Garden Fountains Benefit your Office Environment

Your commercial surroundings can benefit with a garden fountain. Attract customers to your business with this type of beautiful element. Commercial areas, as opposed to home environments, need to have outdoor fountains that make the place feel enticing and leave a positive impression on guests and employees.

Important to the growth of any firm, they are a way to draw in new customers and make a positive first impression. Do not fret if you only have a limited space, including a garden water fountain and some beautiful flowers will go a long way. On the other hand, many corporate areas have lots of open space to go all out and create an alluring garden display. That said, there are a lot that only have room for a little display with which to create an impressive and lasting statement.
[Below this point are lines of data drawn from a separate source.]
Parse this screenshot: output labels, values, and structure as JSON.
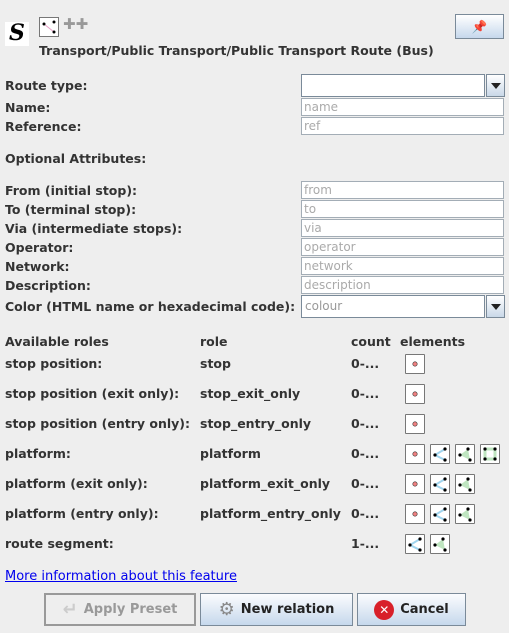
{
  "header": {
    "title": "Transport/Public Transport/Public Transport Route (Bus)",
    "pin_icon": "pin-icon"
  },
  "fields": {
    "route_type": {
      "label": "Route type:",
      "value": ""
    },
    "name": {
      "label": "Name:",
      "placeholder": "name"
    },
    "reference": {
      "label": "Reference:",
      "placeholder": "ref"
    },
    "optional_heading": "Optional Attributes:",
    "from": {
      "label": "From (initial stop):",
      "placeholder": "from"
    },
    "to": {
      "label": "To (terminal stop):",
      "placeholder": "to"
    },
    "via": {
      "label": "Via (intermediate stops):",
      "placeholder": "via"
    },
    "operator": {
      "label": "Operator:",
      "placeholder": "operator"
    },
    "network": {
      "label": "Network:",
      "placeholder": "network"
    },
    "description": {
      "label": "Description:",
      "placeholder": "description"
    },
    "color": {
      "label": "Color (HTML name or hexadecimal code):",
      "placeholder": "colour"
    }
  },
  "roles": {
    "headers": {
      "available": "Available roles",
      "role": "role",
      "count": "count",
      "elements": "elements"
    },
    "rows": [
      {
        "name": "stop position:",
        "role": "stop",
        "count": "0-...",
        "elements": [
          "node"
        ]
      },
      {
        "name": "stop position (exit only):",
        "role": "stop_exit_only",
        "count": "0-...",
        "elements": [
          "node"
        ]
      },
      {
        "name": "stop position (entry only):",
        "role": "stop_entry_only",
        "count": "0-...",
        "elements": [
          "node"
        ]
      },
      {
        "name": "platform:",
        "role": "platform",
        "count": "0-...",
        "elements": [
          "node",
          "way",
          "closedway",
          "multipolygon"
        ]
      },
      {
        "name": "platform (exit only):",
        "role": "platform_exit_only",
        "count": "0-...",
        "elements": [
          "node",
          "way",
          "closedway"
        ]
      },
      {
        "name": "platform (entry only):",
        "role": "platform_entry_only",
        "count": "0-...",
        "elements": [
          "node",
          "way",
          "closedway"
        ]
      },
      {
        "name": "route segment:",
        "role": "",
        "count": "1-...",
        "elements": [
          "way",
          "closedway"
        ]
      }
    ]
  },
  "link": "More information about this feature",
  "buttons": {
    "apply": "Apply Preset",
    "new_relation": "New relation",
    "cancel": "Cancel"
  }
}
The primary idea here is that you need to bring in new customers and make a lasting impact. An appealing garden fountain is like having a welcoming committee for new clients outside your workplace at all times.
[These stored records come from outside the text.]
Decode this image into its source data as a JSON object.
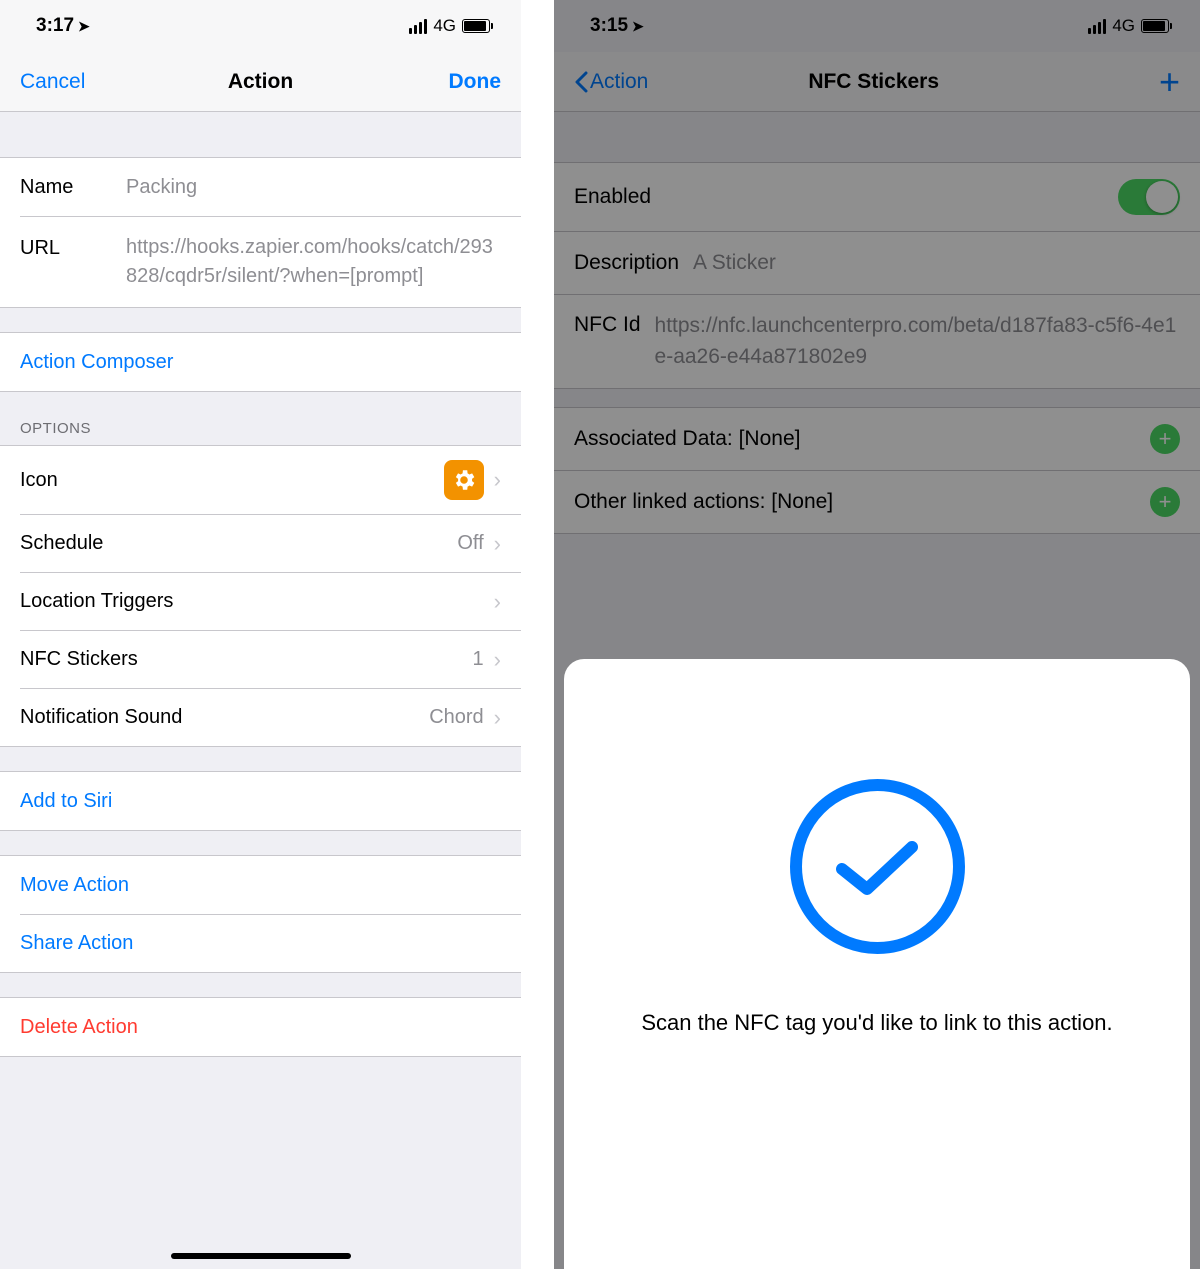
{
  "left": {
    "status": {
      "time": "3:17",
      "network": "4G"
    },
    "nav": {
      "cancel": "Cancel",
      "title": "Action",
      "done": "Done"
    },
    "form": {
      "name_label": "Name",
      "name_value": "Packing",
      "url_label": "URL",
      "url_value": "https://hooks.zapier.com/hooks/catch/293828/cqdr5r/silent/?when=[prompt]"
    },
    "composer": "Action Composer",
    "options_header": "OPTIONS",
    "options": {
      "icon": "Icon",
      "schedule": {
        "label": "Schedule",
        "value": "Off"
      },
      "location": "Location Triggers",
      "nfc": {
        "label": "NFC Stickers",
        "value": "1"
      },
      "sound": {
        "label": "Notification Sound",
        "value": "Chord"
      }
    },
    "siri": "Add to Siri",
    "move": "Move Action",
    "share": "Share Action",
    "delete": "Delete Action"
  },
  "right": {
    "status": {
      "time": "3:15",
      "network": "4G"
    },
    "nav": {
      "back": "Action",
      "title": "NFC Stickers"
    },
    "rows": {
      "enabled": "Enabled",
      "description_label": "Description",
      "description_value": "A Sticker",
      "nfcid_label": "NFC Id",
      "nfcid_value": "https://nfc.launchcenterpro.com/beta/d187fa83-c5f6-4e1e-aa26-e44a871802e9",
      "assoc": "Associated Data: [None]",
      "other": "Other linked actions: [None]"
    },
    "sheet": {
      "text": "Scan the NFC tag you'd like to link to this action."
    }
  }
}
Why You Should Get A Pond Fountain

When someone mentions fountains, you usually think of the great sculptured ones found in parks, in front of hotels, etc. That said, in reality they can be made of any style and size, and do not only belong in public locations. A pond fountain can be a wonderful add-on to your own yard.

Two key benefits can result from getting one of your own. To begin with, fountains add elegance and help everyone chill out. What better way to wind down than to listen to the trickle of water and experience its charm. You will see your environment benefitting from its elegance, too. Additionally, when you have visitors over, they will want to hang out around your gorgeous fountain, making your gatherings even more fun.
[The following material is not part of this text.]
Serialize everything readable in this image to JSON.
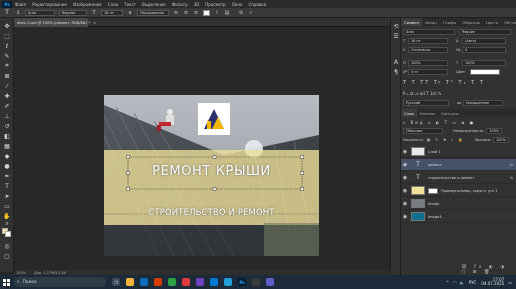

The second reason for a water element is to provide a healthy environment for the fish in your pond. Fish are much better off if their water is flowing around and getting oxygen, and a pond fountain will do both of those things. Your fish will enjoy longer, healthier lives because of the flow of the water and the improved oxygen level. You should see healthier plant life too.


Original Water Delivery Techniques in The City Of Rome
Rome’s first raised aqueduct, Aqua Anio Vetus, was built in 273 BC; prior to that, residents residing at higher elevations had to depend on natural springs for their water. Outside of these aqueducts and springs, wells and rainwater-collecting cisterns were... read more
Aqueducts: The Remedy to Rome's Water Problems
With the construction of the first raised aqueduct in Rome, the Aqua Anio Vetus in 273 BC, people who lived on the city’s hills no longer had to depend only on naturally-occurring spring water for their demands. When... read more
Agrippa's Astonishing, but Mostly Forgotten Water-Lifting Device
The admiration Agrippa’s water-lifting creation was given by Andrea Bacci in 1588 was short-lived. It could be that in 1592 when Rome’s latest channel, the Acqua Felice, began delivering the Villa Medici, there was no longer much use for the unit. Its success... read more
The Early, Largely Ignored, Water-Moving System
The compliments Agrippa’s water-lifting invention earned by Andrea Bacci in 1588 was temporal. It may have become obsolete once the Villa Medici was enabled to receive water from the Acqua Felice, the early contemporary channel, in 1592. Even though its... read more